(Records from a dataset)
--------------------

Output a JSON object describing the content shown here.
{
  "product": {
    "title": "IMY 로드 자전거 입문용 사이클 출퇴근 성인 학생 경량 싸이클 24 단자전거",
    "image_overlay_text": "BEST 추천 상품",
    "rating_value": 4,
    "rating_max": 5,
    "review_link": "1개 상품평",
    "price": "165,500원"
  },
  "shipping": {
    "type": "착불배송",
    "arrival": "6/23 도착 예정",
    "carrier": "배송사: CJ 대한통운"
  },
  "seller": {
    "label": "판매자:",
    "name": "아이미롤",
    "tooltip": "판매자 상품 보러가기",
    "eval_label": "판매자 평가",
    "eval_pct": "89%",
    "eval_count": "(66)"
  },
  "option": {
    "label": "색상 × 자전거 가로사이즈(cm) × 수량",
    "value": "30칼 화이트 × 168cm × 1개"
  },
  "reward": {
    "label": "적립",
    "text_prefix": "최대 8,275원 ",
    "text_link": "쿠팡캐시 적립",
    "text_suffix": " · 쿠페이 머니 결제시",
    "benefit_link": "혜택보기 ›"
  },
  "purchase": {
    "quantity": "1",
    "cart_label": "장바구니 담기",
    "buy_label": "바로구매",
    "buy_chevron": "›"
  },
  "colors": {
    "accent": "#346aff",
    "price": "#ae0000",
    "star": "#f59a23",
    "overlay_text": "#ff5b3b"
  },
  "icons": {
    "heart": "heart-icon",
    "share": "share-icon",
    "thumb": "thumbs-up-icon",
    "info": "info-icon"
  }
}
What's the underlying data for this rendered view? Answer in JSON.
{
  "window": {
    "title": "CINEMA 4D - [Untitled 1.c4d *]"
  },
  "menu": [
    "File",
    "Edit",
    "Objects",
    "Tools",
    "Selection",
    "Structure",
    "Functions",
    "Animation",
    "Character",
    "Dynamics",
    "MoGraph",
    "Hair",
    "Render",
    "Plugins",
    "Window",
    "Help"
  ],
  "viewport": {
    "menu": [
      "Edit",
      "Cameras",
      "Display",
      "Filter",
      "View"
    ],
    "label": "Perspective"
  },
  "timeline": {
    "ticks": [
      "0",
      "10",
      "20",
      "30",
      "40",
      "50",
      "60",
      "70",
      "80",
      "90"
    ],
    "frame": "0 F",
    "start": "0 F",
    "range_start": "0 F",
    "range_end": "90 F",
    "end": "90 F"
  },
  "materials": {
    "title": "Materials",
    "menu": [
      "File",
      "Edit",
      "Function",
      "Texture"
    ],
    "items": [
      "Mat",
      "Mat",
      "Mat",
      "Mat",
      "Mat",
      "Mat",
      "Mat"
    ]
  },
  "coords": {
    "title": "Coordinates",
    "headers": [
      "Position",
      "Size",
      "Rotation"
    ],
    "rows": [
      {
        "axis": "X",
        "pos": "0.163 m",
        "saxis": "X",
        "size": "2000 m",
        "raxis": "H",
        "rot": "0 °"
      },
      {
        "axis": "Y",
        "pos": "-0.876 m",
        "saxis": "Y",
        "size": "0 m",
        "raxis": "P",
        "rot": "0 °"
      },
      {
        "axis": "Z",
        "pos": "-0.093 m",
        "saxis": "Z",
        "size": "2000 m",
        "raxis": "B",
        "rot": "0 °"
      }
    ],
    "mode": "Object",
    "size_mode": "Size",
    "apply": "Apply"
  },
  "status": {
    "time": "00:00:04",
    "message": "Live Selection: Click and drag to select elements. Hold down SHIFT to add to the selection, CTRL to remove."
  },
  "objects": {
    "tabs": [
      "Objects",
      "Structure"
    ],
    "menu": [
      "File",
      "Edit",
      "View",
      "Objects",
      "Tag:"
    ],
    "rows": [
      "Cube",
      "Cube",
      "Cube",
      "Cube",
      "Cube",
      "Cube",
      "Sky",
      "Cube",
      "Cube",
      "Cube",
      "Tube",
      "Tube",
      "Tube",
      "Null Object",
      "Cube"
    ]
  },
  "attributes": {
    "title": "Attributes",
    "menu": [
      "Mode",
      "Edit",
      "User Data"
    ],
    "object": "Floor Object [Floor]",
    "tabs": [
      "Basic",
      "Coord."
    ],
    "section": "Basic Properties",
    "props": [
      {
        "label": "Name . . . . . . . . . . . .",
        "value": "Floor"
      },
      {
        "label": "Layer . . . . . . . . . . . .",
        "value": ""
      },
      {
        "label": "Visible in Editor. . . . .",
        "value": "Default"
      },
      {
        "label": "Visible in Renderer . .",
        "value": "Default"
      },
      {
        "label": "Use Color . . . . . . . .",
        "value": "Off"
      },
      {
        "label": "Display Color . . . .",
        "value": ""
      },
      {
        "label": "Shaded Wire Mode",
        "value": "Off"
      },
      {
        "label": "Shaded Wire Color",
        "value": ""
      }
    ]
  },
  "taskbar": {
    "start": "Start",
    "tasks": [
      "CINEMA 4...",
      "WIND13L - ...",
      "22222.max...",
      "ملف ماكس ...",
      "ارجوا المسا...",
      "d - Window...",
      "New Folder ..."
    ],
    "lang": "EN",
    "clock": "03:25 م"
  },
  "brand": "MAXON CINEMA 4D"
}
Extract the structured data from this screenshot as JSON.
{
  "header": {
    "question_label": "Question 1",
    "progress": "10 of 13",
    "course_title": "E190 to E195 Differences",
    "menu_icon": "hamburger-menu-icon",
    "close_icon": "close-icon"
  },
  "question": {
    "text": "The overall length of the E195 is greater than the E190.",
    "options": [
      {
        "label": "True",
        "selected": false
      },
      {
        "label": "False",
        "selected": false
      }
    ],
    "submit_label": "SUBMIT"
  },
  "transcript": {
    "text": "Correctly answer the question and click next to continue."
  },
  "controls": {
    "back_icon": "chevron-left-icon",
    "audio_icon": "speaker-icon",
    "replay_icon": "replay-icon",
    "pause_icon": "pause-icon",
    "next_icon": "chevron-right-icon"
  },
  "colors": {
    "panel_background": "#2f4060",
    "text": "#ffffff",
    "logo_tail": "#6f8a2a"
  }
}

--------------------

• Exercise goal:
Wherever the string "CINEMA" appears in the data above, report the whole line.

• Result:
    "title": "CINEMA 4D - [Untitled 1.c4d *]"
      "CINEMA 4...",
  "brand": "MAXON CINEMA 4D"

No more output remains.